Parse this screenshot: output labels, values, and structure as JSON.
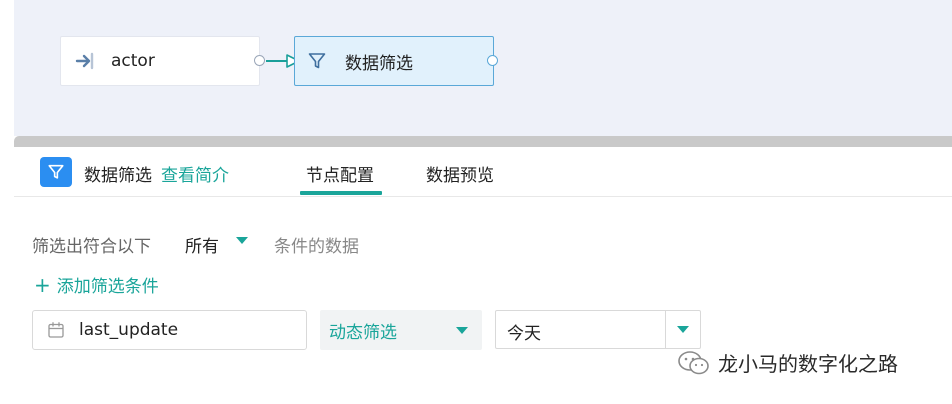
{
  "canvas": {
    "nodes": [
      {
        "label": "actor",
        "icon": "input-arrow-icon"
      },
      {
        "label": "数据筛选",
        "icon": "filter-icon"
      }
    ]
  },
  "panel": {
    "title": "数据筛选",
    "intro_link": "查看简介",
    "tabs": [
      {
        "label": "节点配置",
        "active": true
      },
      {
        "label": "数据预览",
        "active": false
      }
    ]
  },
  "filter": {
    "prefix": "筛选出符合以下",
    "match_mode": "所有",
    "suffix": "条件的数据",
    "add_condition": "添加筛选条件",
    "conditions": [
      {
        "field": "last_update",
        "mode": "动态筛选",
        "value": "今天"
      }
    ]
  },
  "watermark": {
    "text": "龙小马的数字化之路"
  },
  "colors": {
    "accent": "#1aa59a",
    "node_border": "#5aa8d8",
    "header_icon_bg": "#2b8ef1",
    "canvas_bg": "#eef1f9"
  }
}
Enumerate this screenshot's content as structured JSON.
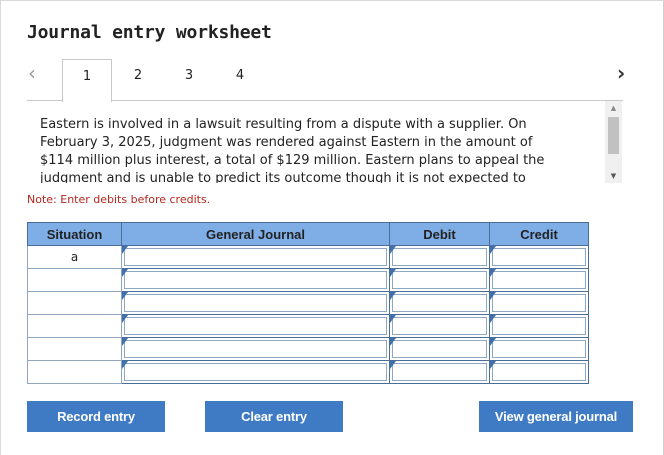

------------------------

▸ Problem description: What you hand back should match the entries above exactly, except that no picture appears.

▸ Written response:
Parse this screenshot: output labels, values, and structure as JSON.
{
  "canvas": {
    "nodes": [
      {
        "label": "actor",
        "icon": "input-arrow-icon"
      },
      {
        "label": "数据筛选",
        "icon": "filter-icon"
      }
    ]
  },
  "panel": {
    "title": "数据筛选",
    "intro_link": "查看简介",
    "tabs": [
      {
        "label": "节点配置",
        "active": true
      },
      {
        "label": "数据预览",
        "active": false
      }
    ]
  },
  "filter": {
    "prefix": "筛选出符合以下",
    "match_mode": "所有",
    "suffix": "条件的数据",
    "add_condition": "添加筛选条件",
    "conditions": [
      {
        "field": "last_update",
        "mode": "动态筛选",
        "value": "今天"
      }
    ]
  },
  "watermark": {
    "text": "龙小马的数字化之路"
  },
  "colors": {
    "accent": "#1aa59a",
    "node_border": "#5aa8d8",
    "header_icon_bg": "#2b8ef1",
    "canvas_bg": "#eef1f9"
  }
}
Enumerate this screenshot's content as structured JSON.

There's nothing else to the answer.